● Records for the task
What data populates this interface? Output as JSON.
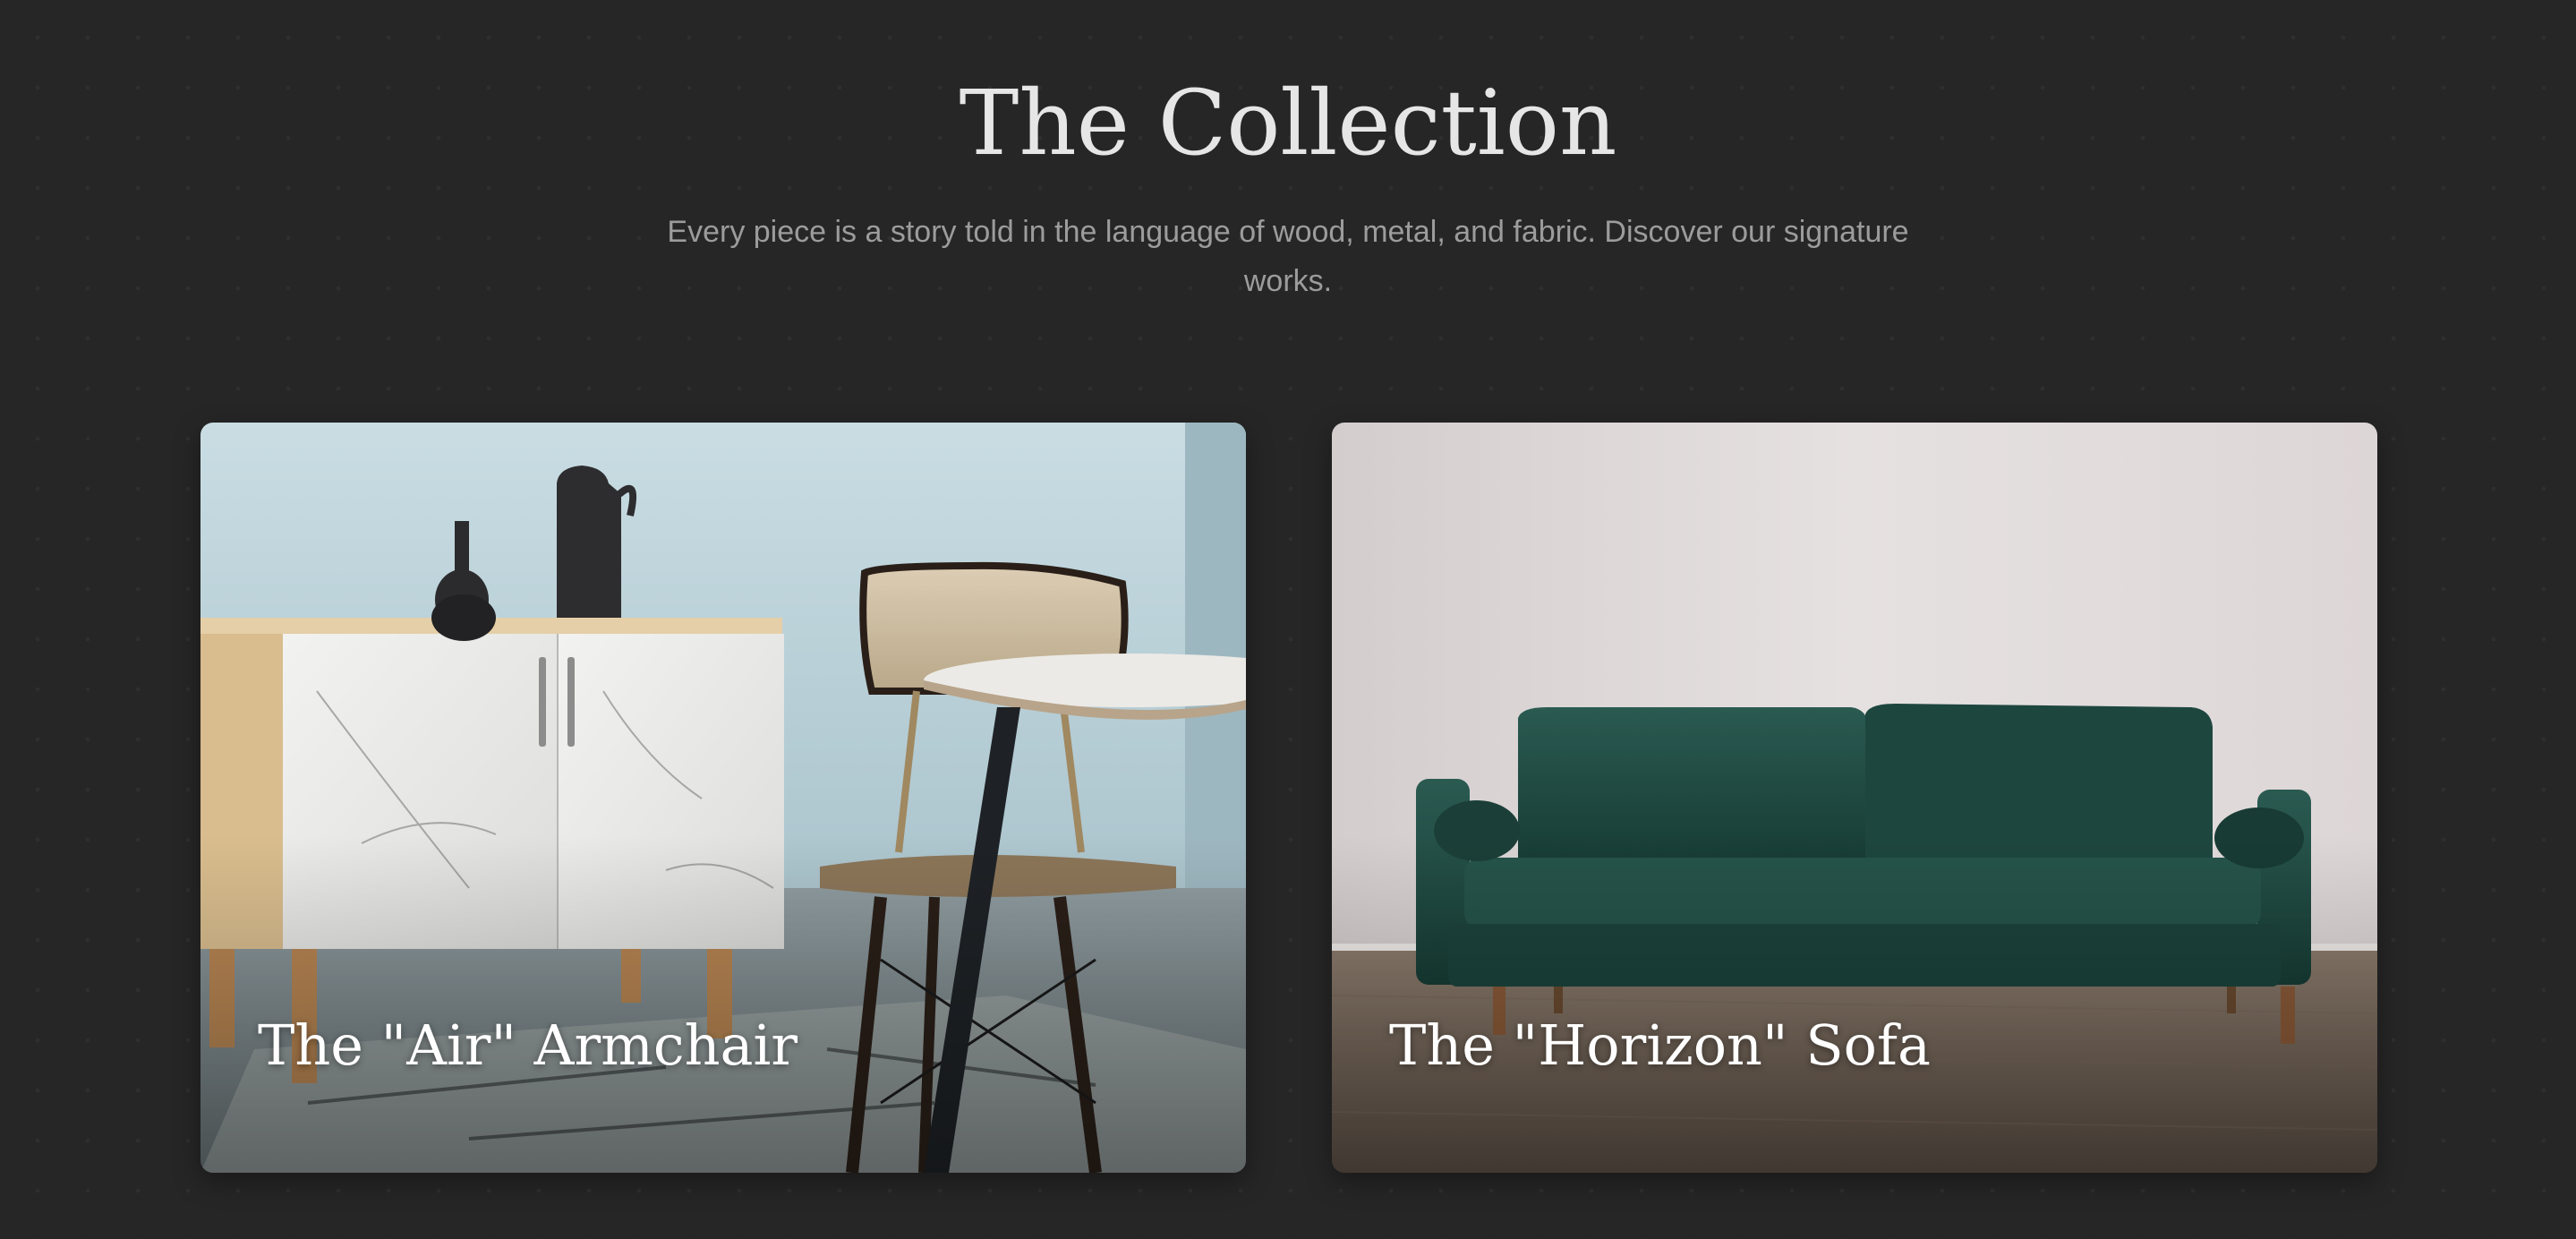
{
  "section": {
    "title": "The Collection",
    "subtitle": "Every piece is a story told in the language of wood, metal, and fabric. Discover our signature works."
  },
  "cards": [
    {
      "label": "The \"Air\" Armchair",
      "image": "dining room with marble sideboard, vases, beige chair and round table"
    },
    {
      "label": "The \"Horizon\" Sofa",
      "image": "green velvet three-seat sofa on wooden floor"
    }
  ],
  "colors": {
    "background": "#262626",
    "title": "#e6e6e6",
    "subtitle": "#9c9c9c",
    "card_label": "#ffffff",
    "sofa_green": "#1f4a42"
  }
}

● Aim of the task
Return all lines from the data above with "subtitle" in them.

● Response area
    "subtitle": "Every piece is a story told in the language of wood, metal, and fabric. Discover our signature works."
    "subtitle": "#9c9c9c",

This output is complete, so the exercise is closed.